“Honestly, anything affordable to you is welcome,” Sinatra says. “A suggested percentage of 20% to 25% for personal services is an accepted norm, especially in these post-COVID times.”

Cornolo puts the range between 15% and 20%, but says it really varies. “Some tip less, and some are very generous.”

For example, you might be wondering how much to tip for a $500 tattoo. In this case, a tip between $75 and $125 would be appropriate. If you’re doing smaller art or maybe a touch-up for $100, a tip of $15-$25 fits the bill.

Some regular or loyal customers also give gifts to their tattoo artists, such as restaurant gift cards, theater tickets, and donuts for the shop.

“These are nice gestures to show they appreciate your time and work — and are appreciated as well,” Cornolo says.

Do you tip for tattoos that require multiple sessions?

Sometimes a tattoo takes more than one session to complete.

At Speakeasy Custom Tattoo, Cornolo says tattoo artists do a lot of large-scale work that takes multiple sessions.

“Customers at multiple sessions tip per session or some wait and tip when the play is done,” he says. “It’s completely a personal choice on their part.”

Do you tip differently for custom tattoos?

Custom tattoos are custom body art designed by your tattoo artist in collaboration with you, while flash or walk-in tattoos are pre-made designs you find in a book or poster at the tattoo shop. .

“The practice of tipping would be the same whether it was a custom tattoo or a walk-in from a flash sheet on the wall,” Cornolo says.

Typically, walk-in tattoos are smaller designs, which cost less, while custom tattoos can be larger and more expensive due to upfront work, but tip a percentage based on total cost applies to both types of tattoo.

Do tattoo artists prefer to be tipped in cash?

The choice to tip cash or with a card is at a tattoo artist’s discretion, Sinatra says, and she recommends clients ask their tattoo artists which they prefer.

In Cornolo’s experience, however, cash tips are best.

But whether your tattoo artist likes cash or card tips, it might be worth knowing that preference before your appointment, as some ink jobs can be quite expensive, and you’ll want to make sure you have the right amount of tip. tip at hand.
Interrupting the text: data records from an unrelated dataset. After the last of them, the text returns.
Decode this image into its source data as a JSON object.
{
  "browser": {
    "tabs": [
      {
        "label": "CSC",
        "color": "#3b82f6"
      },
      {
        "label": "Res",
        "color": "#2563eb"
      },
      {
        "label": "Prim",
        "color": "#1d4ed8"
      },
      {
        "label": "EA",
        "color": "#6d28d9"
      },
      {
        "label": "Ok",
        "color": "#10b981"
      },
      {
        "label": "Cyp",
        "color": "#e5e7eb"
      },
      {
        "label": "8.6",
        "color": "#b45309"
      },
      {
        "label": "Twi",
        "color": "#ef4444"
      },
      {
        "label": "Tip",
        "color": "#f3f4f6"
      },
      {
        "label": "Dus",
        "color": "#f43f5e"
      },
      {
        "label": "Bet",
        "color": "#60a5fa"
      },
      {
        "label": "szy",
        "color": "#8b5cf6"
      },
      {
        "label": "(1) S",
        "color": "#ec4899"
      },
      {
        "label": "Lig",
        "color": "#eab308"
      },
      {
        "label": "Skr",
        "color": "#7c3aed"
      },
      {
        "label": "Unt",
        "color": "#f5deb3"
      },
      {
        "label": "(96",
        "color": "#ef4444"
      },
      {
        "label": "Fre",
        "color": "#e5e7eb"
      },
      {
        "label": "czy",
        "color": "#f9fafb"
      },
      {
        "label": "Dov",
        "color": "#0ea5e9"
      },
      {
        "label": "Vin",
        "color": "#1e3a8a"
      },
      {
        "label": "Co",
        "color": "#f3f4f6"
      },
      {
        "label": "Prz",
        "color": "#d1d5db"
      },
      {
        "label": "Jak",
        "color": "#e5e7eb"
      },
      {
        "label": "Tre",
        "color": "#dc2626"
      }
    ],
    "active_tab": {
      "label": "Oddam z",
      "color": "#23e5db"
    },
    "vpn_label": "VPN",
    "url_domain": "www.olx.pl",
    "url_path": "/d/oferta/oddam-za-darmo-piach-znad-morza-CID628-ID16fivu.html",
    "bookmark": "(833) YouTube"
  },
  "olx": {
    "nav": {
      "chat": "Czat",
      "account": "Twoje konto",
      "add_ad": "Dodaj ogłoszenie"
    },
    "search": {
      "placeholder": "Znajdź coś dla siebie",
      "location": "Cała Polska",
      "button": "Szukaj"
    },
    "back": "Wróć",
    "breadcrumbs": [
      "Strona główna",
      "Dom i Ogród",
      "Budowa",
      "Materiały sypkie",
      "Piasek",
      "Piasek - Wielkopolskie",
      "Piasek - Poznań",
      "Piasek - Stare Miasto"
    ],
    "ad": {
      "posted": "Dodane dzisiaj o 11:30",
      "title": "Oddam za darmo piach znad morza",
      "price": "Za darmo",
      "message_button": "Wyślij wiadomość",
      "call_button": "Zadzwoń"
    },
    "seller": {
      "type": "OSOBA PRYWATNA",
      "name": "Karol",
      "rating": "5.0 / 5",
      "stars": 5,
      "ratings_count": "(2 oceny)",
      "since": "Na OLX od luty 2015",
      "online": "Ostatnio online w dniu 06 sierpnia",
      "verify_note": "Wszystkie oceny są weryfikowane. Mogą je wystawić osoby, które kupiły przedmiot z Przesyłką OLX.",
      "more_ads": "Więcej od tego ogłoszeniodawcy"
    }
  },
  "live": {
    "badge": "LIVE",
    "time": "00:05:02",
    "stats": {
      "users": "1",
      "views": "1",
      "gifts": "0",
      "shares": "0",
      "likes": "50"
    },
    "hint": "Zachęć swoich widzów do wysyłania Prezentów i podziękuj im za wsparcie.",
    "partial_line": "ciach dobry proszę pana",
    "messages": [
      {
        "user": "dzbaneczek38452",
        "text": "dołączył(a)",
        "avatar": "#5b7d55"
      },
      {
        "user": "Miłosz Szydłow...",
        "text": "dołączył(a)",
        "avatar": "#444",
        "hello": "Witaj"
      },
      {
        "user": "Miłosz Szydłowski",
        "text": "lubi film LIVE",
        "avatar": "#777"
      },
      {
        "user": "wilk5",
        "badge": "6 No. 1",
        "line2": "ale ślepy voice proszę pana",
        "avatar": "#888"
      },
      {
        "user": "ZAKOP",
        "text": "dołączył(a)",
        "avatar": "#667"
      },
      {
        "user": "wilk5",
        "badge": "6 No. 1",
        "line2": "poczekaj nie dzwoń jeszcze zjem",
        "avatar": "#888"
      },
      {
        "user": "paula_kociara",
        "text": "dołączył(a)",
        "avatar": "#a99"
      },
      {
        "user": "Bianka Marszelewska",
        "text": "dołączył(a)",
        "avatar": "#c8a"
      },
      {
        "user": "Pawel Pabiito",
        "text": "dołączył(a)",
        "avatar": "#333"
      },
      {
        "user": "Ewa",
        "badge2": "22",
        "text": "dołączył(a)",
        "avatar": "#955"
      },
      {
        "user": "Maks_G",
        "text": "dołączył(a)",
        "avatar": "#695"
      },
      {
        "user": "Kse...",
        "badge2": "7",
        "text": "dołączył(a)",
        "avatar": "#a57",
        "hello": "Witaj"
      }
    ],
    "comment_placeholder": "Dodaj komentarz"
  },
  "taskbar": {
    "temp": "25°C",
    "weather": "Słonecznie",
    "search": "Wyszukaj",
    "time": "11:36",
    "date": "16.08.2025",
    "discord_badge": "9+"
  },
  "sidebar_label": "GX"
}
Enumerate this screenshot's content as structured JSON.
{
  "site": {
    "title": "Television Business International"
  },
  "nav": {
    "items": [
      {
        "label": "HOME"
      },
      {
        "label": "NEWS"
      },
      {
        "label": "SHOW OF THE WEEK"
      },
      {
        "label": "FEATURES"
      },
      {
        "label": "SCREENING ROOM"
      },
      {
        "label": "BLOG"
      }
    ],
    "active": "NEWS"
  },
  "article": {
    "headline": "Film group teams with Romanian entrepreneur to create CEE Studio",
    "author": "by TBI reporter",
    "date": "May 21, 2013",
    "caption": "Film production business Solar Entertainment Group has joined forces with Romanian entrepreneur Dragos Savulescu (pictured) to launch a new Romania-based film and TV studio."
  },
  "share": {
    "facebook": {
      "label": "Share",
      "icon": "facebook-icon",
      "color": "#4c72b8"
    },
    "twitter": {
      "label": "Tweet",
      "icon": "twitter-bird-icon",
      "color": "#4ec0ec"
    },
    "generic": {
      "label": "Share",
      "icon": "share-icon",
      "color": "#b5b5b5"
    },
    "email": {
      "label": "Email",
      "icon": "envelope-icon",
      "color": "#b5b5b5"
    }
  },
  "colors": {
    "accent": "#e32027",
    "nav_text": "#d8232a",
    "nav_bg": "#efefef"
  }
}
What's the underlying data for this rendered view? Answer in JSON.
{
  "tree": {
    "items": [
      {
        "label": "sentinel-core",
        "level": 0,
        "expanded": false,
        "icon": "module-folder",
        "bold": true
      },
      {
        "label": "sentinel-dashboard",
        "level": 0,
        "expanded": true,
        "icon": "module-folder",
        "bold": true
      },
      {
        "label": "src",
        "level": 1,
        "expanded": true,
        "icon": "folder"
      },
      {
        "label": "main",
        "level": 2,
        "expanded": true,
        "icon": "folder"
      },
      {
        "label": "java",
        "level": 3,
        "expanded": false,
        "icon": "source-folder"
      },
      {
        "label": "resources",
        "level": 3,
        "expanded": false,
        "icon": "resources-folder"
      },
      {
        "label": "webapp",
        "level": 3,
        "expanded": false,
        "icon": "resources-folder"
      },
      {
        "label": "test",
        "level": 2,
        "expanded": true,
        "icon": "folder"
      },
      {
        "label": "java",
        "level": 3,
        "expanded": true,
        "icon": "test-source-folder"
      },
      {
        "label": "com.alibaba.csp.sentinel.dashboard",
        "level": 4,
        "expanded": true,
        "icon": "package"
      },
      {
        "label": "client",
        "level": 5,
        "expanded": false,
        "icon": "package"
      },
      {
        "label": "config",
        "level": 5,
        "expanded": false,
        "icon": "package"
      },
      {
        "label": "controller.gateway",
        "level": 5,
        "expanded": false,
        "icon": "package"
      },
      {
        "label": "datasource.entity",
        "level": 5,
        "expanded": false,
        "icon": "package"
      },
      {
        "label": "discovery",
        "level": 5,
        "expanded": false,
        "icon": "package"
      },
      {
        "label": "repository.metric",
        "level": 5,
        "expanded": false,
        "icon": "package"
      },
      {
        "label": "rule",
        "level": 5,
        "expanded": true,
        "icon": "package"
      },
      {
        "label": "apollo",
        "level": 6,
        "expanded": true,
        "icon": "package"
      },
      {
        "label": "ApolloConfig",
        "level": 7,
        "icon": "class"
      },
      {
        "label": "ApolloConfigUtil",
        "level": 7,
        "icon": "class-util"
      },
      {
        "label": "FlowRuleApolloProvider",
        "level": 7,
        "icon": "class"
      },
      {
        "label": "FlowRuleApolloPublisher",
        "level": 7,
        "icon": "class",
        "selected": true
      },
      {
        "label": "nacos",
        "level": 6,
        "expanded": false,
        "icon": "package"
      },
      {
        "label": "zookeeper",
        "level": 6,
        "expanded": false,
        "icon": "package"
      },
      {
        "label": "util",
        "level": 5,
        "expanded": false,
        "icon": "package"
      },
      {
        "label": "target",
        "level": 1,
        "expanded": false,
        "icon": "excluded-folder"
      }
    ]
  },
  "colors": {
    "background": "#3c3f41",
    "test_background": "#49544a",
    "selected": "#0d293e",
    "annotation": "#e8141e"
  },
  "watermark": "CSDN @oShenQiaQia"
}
In general, tipping is a nice way to say thank you for a job well done, and it’s also a way to support tattoo artists who rely on tips for part of their income. That said, according to Sinatra, “A tip is never expected. It is always graciously appreciated.”